The latest upgrade to the iPod Touch is nice,  but doesn’t really cut the mustard. What does it take to get me to break out my check book? Well, if you were to slap the iPod Touch interface onto a 160gb iPod Classic and hook it up to a the internet in a similar way to Amazon’s Kindle, then my money is yours.

Yrs truly,

Jonathan Strahan

On open reading periods…

I’m trying to think if I’ve ever had a true ‘open reading’ period for an anthology before. Obviously Eidolon magazine was always looking for new work, and Jeremy Byrne and I did have a reasonably long open period for the Eidolon anthology. Books like The Starry Rift, Eclipse One and Godlike Machines, though, were all invitation only. Assembling any kind of anthology has different challenges, but when I posted the information about an open reading period for Eclipse Two and Three, I’m not sure I’d really thought it through.

I certainly had clear reasons for having an open reading period, but I don’t know that I ever actually worked out what it would mean.
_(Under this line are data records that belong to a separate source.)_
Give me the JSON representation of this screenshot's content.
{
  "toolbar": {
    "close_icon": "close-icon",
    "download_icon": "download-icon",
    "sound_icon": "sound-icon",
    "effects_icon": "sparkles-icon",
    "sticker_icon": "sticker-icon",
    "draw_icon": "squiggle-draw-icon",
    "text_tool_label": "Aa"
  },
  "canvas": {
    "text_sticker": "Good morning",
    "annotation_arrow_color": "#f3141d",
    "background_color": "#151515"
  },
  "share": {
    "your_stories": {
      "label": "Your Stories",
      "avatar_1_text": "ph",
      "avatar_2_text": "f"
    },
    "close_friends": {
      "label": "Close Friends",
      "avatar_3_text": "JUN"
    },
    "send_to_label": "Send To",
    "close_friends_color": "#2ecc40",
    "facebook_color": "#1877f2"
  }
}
As those who are interested know, the reading period runs for the month of February (1-29), which seemed reasonable last Thursday. Since it began I’ve received just over 100 submissions, and could well be on target to get 400 or so submissions. That’s potentially four million words of stories (don’t laugh Charles). I’m more than a little overwhelmed.
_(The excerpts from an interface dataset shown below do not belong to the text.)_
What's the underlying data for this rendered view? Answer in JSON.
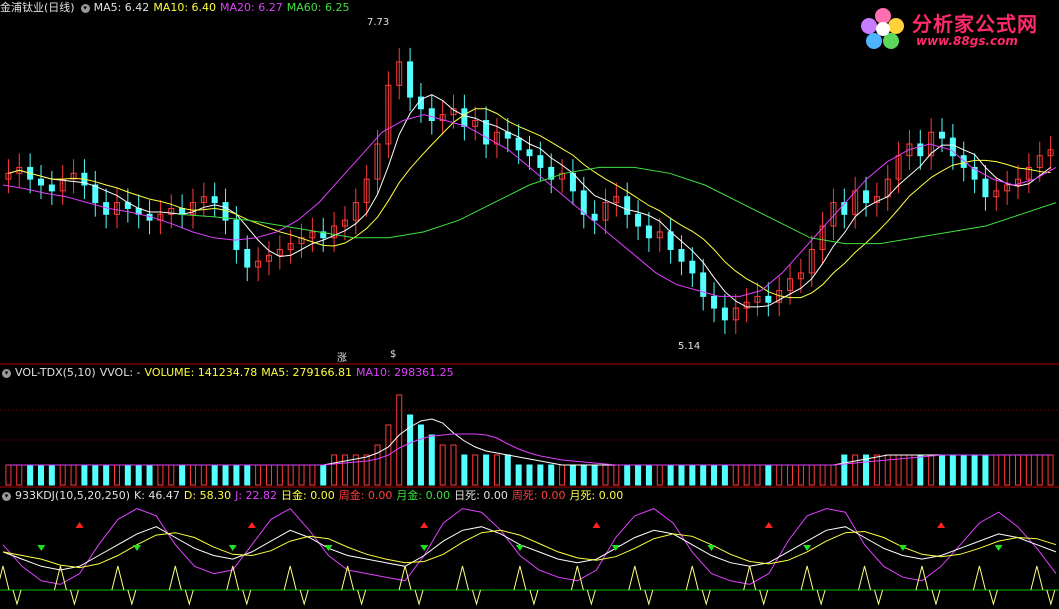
{
  "price_panel": {
    "title": "金浦钛业(日线)",
    "ma5": "MA5: 6.42",
    "ma10": "MA10: 6.40",
    "ma20": "MA20: 6.27",
    "ma60": "MA60: 6.25",
    "high_label": "7.73",
    "low_label": "5.14",
    "marker_zhang": "涨",
    "marker_s": "$"
  },
  "volume_panel": {
    "indicator": "VOL-TDX(5,10)",
    "vvol": "VVOL: -",
    "volume": "VOLUME: 141234.78",
    "ma5": "MA5: 279166.81",
    "ma10": "MA10: 298361.25"
  },
  "kdj_panel": {
    "indicator": "933KDJ(10,5,20,250)",
    "k": "K: 46.47",
    "d": "D: 58.30",
    "j": "J: 22.82",
    "rijin": "日金: 0.00",
    "zhoujin": "周金: 0.00",
    "yuejin": "月金: 0.00",
    "risi": "日死: 0.00",
    "zhousi": "周死: 0.00",
    "yuesi": "月死: 0.00"
  },
  "watermark": {
    "title": "分析家公式网",
    "url": "www.88gs.com"
  },
  "colors": {
    "up": "#ff3b3b",
    "down": "#54ffff",
    "ma5": "#ffffff",
    "ma10": "#ffff40",
    "ma20": "#e040ff",
    "ma60": "#40e040",
    "divider": "#b00000"
  },
  "chart_data": {
    "type": "line",
    "price_series": [
      6.55,
      6.6,
      6.5,
      6.45,
      6.4,
      6.5,
      6.55,
      6.45,
      6.3,
      6.2,
      6.3,
      6.25,
      6.2,
      6.15,
      6.2,
      6.25,
      6.2,
      6.3,
      6.35,
      6.3,
      6.15,
      5.9,
      5.75,
      5.8,
      5.85,
      5.9,
      5.95,
      6.0,
      6.05,
      6.0,
      6.1,
      6.15,
      6.3,
      6.5,
      6.8,
      7.3,
      7.5,
      7.2,
      7.1,
      7.0,
      7.05,
      7.1,
      6.95,
      7.0,
      6.8,
      6.9,
      6.85,
      6.75,
      6.7,
      6.6,
      6.5,
      6.55,
      6.4,
      6.2,
      6.15,
      6.3,
      6.35,
      6.2,
      6.1,
      6.0,
      6.05,
      5.9,
      5.8,
      5.7,
      5.5,
      5.4,
      5.3,
      5.4,
      5.45,
      5.5,
      5.45,
      5.55,
      5.65,
      5.7,
      5.9,
      6.1,
      6.3,
      6.2,
      6.4,
      6.3,
      6.35,
      6.5,
      6.7,
      6.8,
      6.7,
      6.9,
      6.85,
      6.7,
      6.6,
      6.5,
      6.35,
      6.4,
      6.45,
      6.5,
      6.6,
      6.7,
      6.75
    ],
    "ma20_series": [
      6.45,
      6.42,
      6.38,
      6.35,
      6.3,
      6.25,
      6.22,
      6.18,
      6.12,
      6.05,
      6.0,
      5.98,
      6.0,
      6.05,
      6.15,
      6.3,
      6.5,
      6.7,
      6.9,
      7.0,
      7.05,
      7.0,
      6.95,
      6.85,
      6.75,
      6.6,
      6.45,
      6.3,
      6.15,
      6.0,
      5.85,
      5.7,
      5.6,
      5.55,
      5.5,
      5.5,
      5.55,
      5.7,
      5.9,
      6.1,
      6.3,
      6.5,
      6.65,
      6.75,
      6.8,
      6.75,
      6.6,
      6.5,
      6.45,
      6.5,
      6.6
    ],
    "ma60_series": [
      6.2,
      6.18,
      6.15,
      6.1,
      6.05,
      6.0,
      6.0,
      6.05,
      6.15,
      6.3,
      6.45,
      6.55,
      6.6,
      6.6,
      6.55,
      6.45,
      6.3,
      6.15,
      6.0,
      5.95,
      5.95,
      6.0,
      6.05,
      6.1,
      6.2,
      6.3
    ],
    "volume_series": [
      2,
      2,
      2,
      2,
      2,
      2,
      2,
      2,
      2,
      2,
      2,
      2,
      2,
      2,
      2,
      2,
      2,
      2,
      2,
      2,
      2,
      2,
      2,
      2,
      2,
      2,
      2,
      2,
      2,
      2,
      3,
      3,
      3,
      3,
      4,
      6,
      9,
      7,
      6,
      5,
      4,
      4,
      3,
      3,
      3,
      3,
      3,
      2,
      2,
      2,
      2,
      2,
      2,
      2,
      2,
      2,
      2,
      2,
      2,
      2,
      2,
      2,
      2,
      2,
      2,
      2,
      2,
      2,
      2,
      2,
      2,
      2,
      2,
      2,
      2,
      2,
      2,
      3,
      3,
      3,
      3,
      3,
      3,
      3,
      3,
      3,
      3,
      3,
      3,
      3,
      3,
      3,
      3,
      3,
      3,
      3,
      3
    ],
    "kdj_k": [
      50,
      40,
      30,
      25,
      30,
      45,
      60,
      75,
      85,
      70,
      55,
      45,
      40,
      50,
      65,
      80,
      70,
      55,
      45,
      40,
      35,
      30,
      45,
      65,
      80,
      85,
      75,
      60,
      50,
      40,
      35,
      40,
      55,
      70,
      80,
      75,
      60,
      45,
      35,
      30,
      35,
      50,
      65,
      80,
      85,
      70,
      55,
      45,
      40,
      45,
      55,
      65,
      75,
      70,
      60,
      50
    ],
    "kdj_j": [
      60,
      30,
      10,
      5,
      20,
      60,
      95,
      110,
      100,
      60,
      30,
      20,
      25,
      60,
      95,
      110,
      80,
      45,
      25,
      20,
      15,
      10,
      45,
      90,
      110,
      105,
      80,
      45,
      25,
      15,
      10,
      25,
      70,
      100,
      110,
      90,
      50,
      20,
      10,
      5,
      20,
      65,
      100,
      110,
      105,
      60,
      30,
      15,
      10,
      30,
      60,
      90,
      105,
      85,
      55,
      20
    ],
    "xmin": 0,
    "xmax": 96
  }
}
At the moment I’m also reading through Ellen Datlow’s The Del Rey Book of Science Fiction and Fantasy, which so far is my favorite of her recent anthologies (Inferno is great, but I’m not a true horror fan and this one is better than Salon Fantastique, which was good). Traveling through the stories while occasionally reading submissions seems to be giving me some kind of barometer as I go. I find myself comparing, checking in, and so on.

I am, for what it’s worth, trying to respond quickly too, even though the reading period doesn’t officially start till 1 March. I figure it’s best, rather than letting things build up. This means, usually, that the longer it takes to hear from me, the better things are. Also, if you hear from me very quickly, this doesn’t mean I didn’t fully consider your story. For example, I was at work yesterday, having my lunch break. I had nothing to read with me, but five new submissions had come in that morning and were sitting in my web-mail account, so I read and responded to them all. Hopefully, if I can, I’ll keep things going at that pace.

As to whether I’d hold another open reading period in future – I don’t know. This is almost certainly the only one for Eclipse for the next few years. We’ll see about other things as time goes on. Oh, and a special note to Eclipse invitees. I still want your stories, desperately. Please don’t think ‘he has 400 stories and doesn’t need mine’. I do.


Well, the truth is I haven’t nominated and I haven’t worked out what I’m going to nominate, but nominations for the Ditmar Awards close on Friday. If you are a member of the Australian SF community, you should take the opportunity to nominate.  Please don’t let yourself be discouraged by the fact that you haven’t seen or read everything. Only Bill Congreve and the people at Last Short Story on Earth have done that.  Just nominate something that you think is good and worthwhile.  I certainly will be.